Industrial civilization, in all its complexity and including the associated cosmopolitan values of tolerance and cultural diversity, has been a source of strength during conditions of growth as they have prevailed for the last two centuries. In a period of stress, whether due to climate change or any other massive constraint, this may turn into a liability because consumerist society suffers from excessive complexity and a fatal lack of social cohesion.

Reprinted by permission of MIT Press. Excerpted from The Future Is Not What it Used to Be: Climate Change and Energy Scarcity by Jörg Friedrichs. Copyright 2013. All rights reserved.

About the Author

Jörg Friedrichs teaches at the University of Oxford. While taking a broad transdisciplinary approach to research, he has specialized in the field of international relations. Apart from his four research monographs, he has published in a broad range of peer-reviewed journals such as International Organization, Energy Policy, and Philosophical Psychology.


1. Zhang, David D., Peter Brecke, Harry F. Lee, Yuan-Qing He, and Jane Zhang. (2007). Global climate change, war, and population decline in recent human history. Proceedings of the National Academy of Sciences of the United States of America 104 (49):19214–19219.

2. Zhang, David D., Harry F. Lee, Cong Wang, Baosheng Li, Qing Pei, Jane Zhang, and Yulun An (2011). The causality analysis of climate change and large-scale human crisis. Proceedings of the National Academy of Sciences of the United States of America 148 (42):17296–17301.

3. Fagan, Brian (2009). Floods, Famines and Emperors: El Niño and the Fate of Civilizations. London: Pimlico.

4. Hsiang, Solomon M., Kyle C. Meng, and Mark A. Cane (2011). Civil conflicts are associated with the global climate. Nature 476:438–441.

5. Homer-Dixon, Thomas F. (1995). The ingenuity gap: Can poor countries adapt to resource scarcity? Population and Development Review 21 (3):587–612.

6. Homer-Dixon, Thomas F. (2001). The Ingenuity Gap. London: Vintage.

7. Homer-Dixon, Thomas F. (2006). The Upside of Down: Catastrophe, Creativity and the Renewal of Civilization. London: Souvenir Press.

8. Strumsky, Deborah, José Lobo, and Joseph A. Tainter (2010). Complexity and the productivity of innovation. Systems Research and Behavioral Science 27 (5):496–509.

9. Hirsch, Robert L., Roger Bezdek, and Robert Wendling (2010). The Impending World Energy Mess. Burlington, Ontario: Griffin Media.

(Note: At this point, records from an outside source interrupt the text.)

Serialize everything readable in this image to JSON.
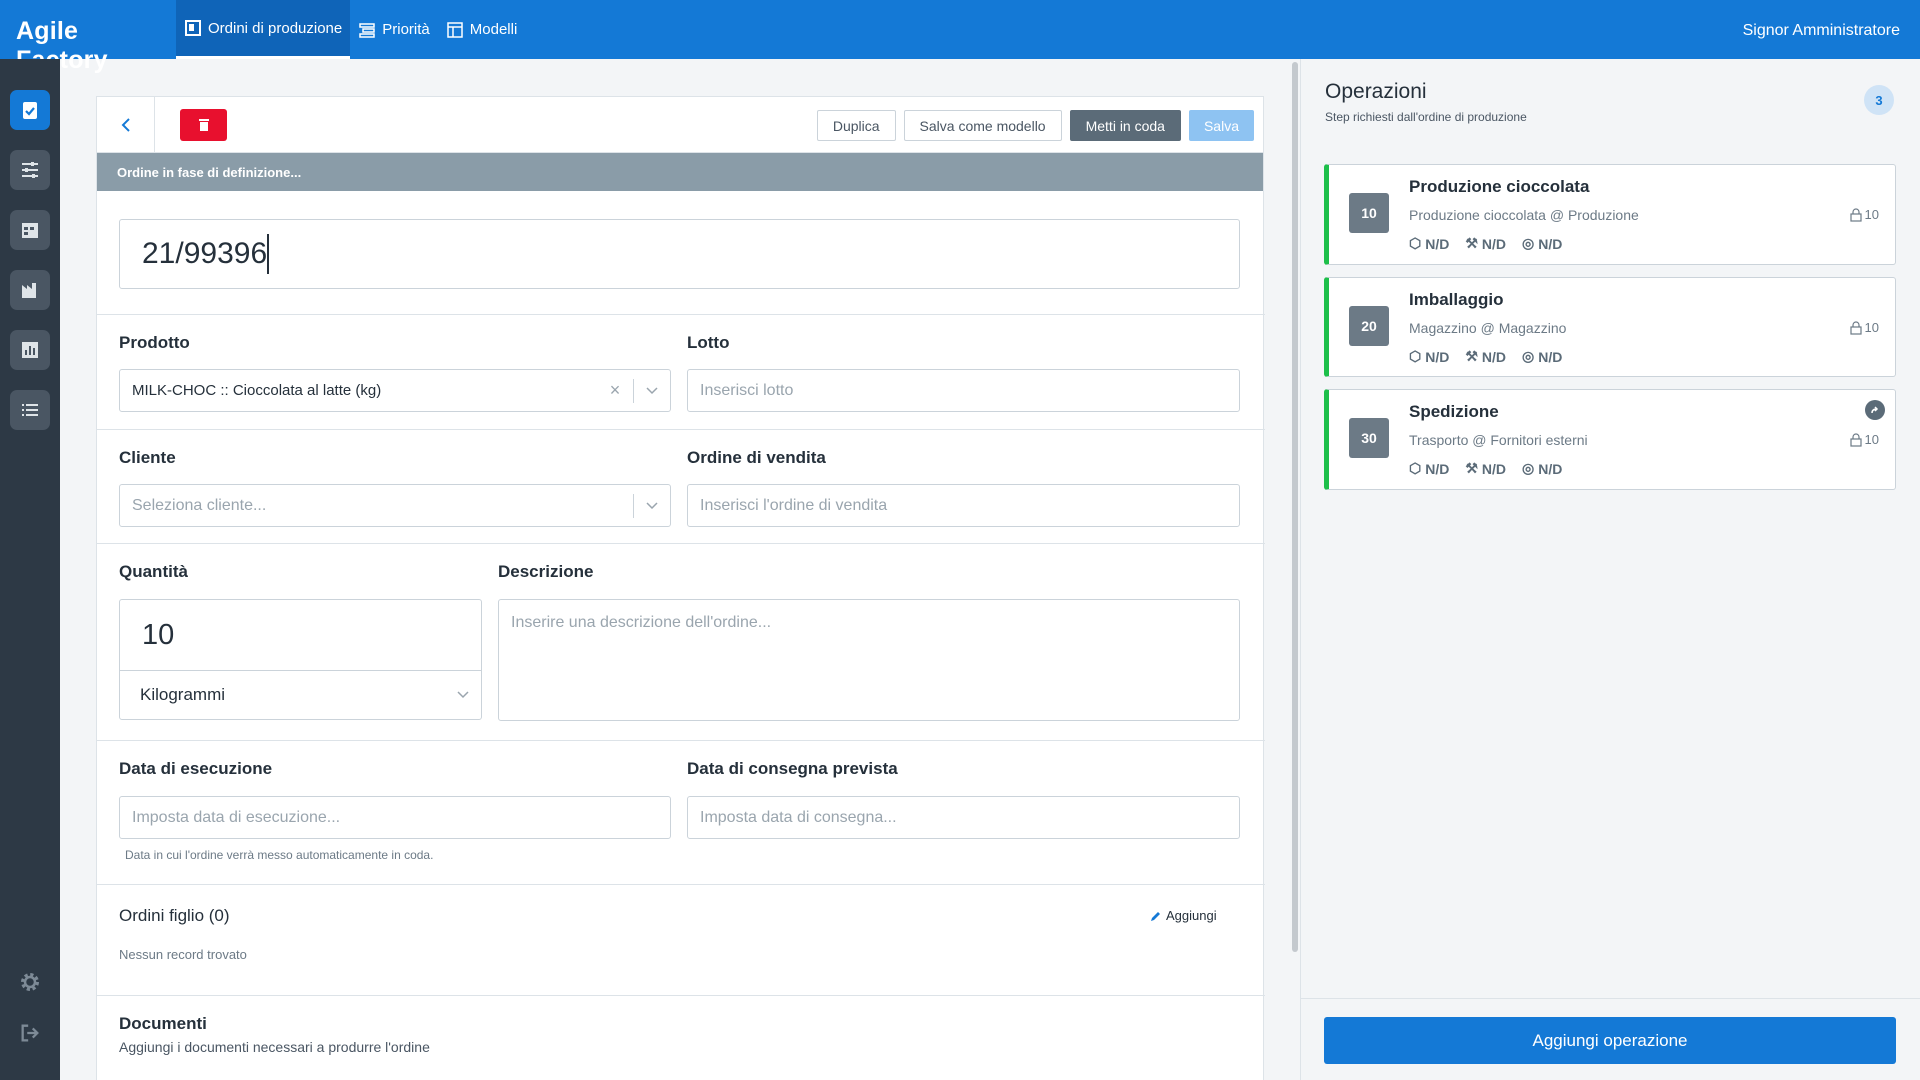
{
  "app": {
    "title": "Agile Factory",
    "user": "Signor Amministratore"
  },
  "nav": [
    {
      "label": "Ordini di produzione",
      "icon": "orders-icon"
    },
    {
      "label": "Priorità",
      "icon": "priority-icon"
    },
    {
      "label": "Modelli",
      "icon": "models-icon"
    }
  ],
  "sidebar": {
    "items": [
      "orders",
      "planning",
      "calendar",
      "production",
      "reports",
      "list"
    ],
    "bottom": [
      "settings",
      "logout"
    ]
  },
  "toolbar": {
    "duplicate": "Duplica",
    "save_template": "Salva come modello",
    "queue": "Metti in coda",
    "save": "Salva"
  },
  "status": "Ordine in fase di definizione...",
  "order": {
    "code": "21/99396"
  },
  "form": {
    "product_label": "Prodotto",
    "product_value": "MILK-CHOC :: Cioccolata al latte (kg)",
    "lot_label": "Lotto",
    "lot_placeholder": "Inserisci lotto",
    "customer_label": "Cliente",
    "customer_placeholder": "Seleziona cliente...",
    "sales_order_label": "Ordine di vendita",
    "sales_order_placeholder": "Inserisci l'ordine di vendita",
    "quantity_label": "Quantità",
    "quantity_value": "10",
    "unit_value": "Kilogrammi",
    "description_label": "Descrizione",
    "description_placeholder": "Inserire una descrizione dell'ordine...",
    "exec_date_label": "Data di esecuzione",
    "exec_date_placeholder": "Imposta data di esecuzione...",
    "exec_date_help": "Data in cui l'ordine verrà messo automaticamente in coda.",
    "delivery_date_label": "Data di consegna prevista",
    "delivery_date_placeholder": "Imposta data di consegna...",
    "children_label": "Ordini figlio (0)",
    "children_add": "Aggiungi",
    "children_empty": "Nessun record trovato",
    "documents_label": "Documenti",
    "documents_sub": "Aggiungi i documenti necessari a produrre l'ordine"
  },
  "operations": {
    "title": "Operazioni",
    "subtitle": "Step richiesti dall'ordine di produzione",
    "count": "3",
    "add_button": "Aggiungi operazione",
    "items": [
      {
        "num": "10",
        "name": "Produzione cioccolata",
        "location": "Produzione cioccolata @ Produzione",
        "qty": "10",
        "m1": "N/D",
        "m2": "N/D",
        "m3": "N/D"
      },
      {
        "num": "20",
        "name": "Imballaggio",
        "location": "Magazzino @ Magazzino",
        "qty": "10",
        "m1": "N/D",
        "m2": "N/D",
        "m3": "N/D"
      },
      {
        "num": "30",
        "name": "Spedizione",
        "location": "Trasporto @ Fornitori esterni",
        "qty": "10",
        "m1": "N/D",
        "m2": "N/D",
        "m3": "N/D"
      }
    ]
  },
  "colors": {
    "primary": "#1479d6",
    "danger": "#e8102e",
    "success": "#1dbf4a",
    "sidebar": "#2d3945"
  }
}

10. Putnam, Robert D. (2000). Bowling Alone: The Collapse and Revival of American Community. New York: Simon and Schuster.

11. Greer, John Michael (2008). The Long Descent: A User’s Guide to the End of the Industrial Age. Gabriola Island, BC. New Society Publishers.

12. Kuecker, Glen David, and Thomas D. Hall (2011). Resilience and community in the age of world-system collapse. Nature and Culture 6 (1):18–40.

13. Chew, Sing C. (2007). The Recurring Dark Ages: Ecological Stress, Climate Changes, and System Transformation. Lanham, MD: AltaMira.

14. Chew, Sing C. (2008). Ecological Futures: What History Can Teach Us. Lanham, MD: AltaMira.

15. Quilley, Stephen (2011). Entropy, the anthroposphere and the ecology of civilization: An essay on the problem of “liberalism in one village” in the long view. Sociological Review 59 (S1):65–90.

16. Quilley, Stephen. (2013). Degrowth is not a liberal agenda: Relocalization and the limits to low energy cosmopolitanism. Environmental Values 22 (2): 261-286.


The views expressed in this article are those of the authors and do not necessarily reflect the views or policies of The World Financial Review.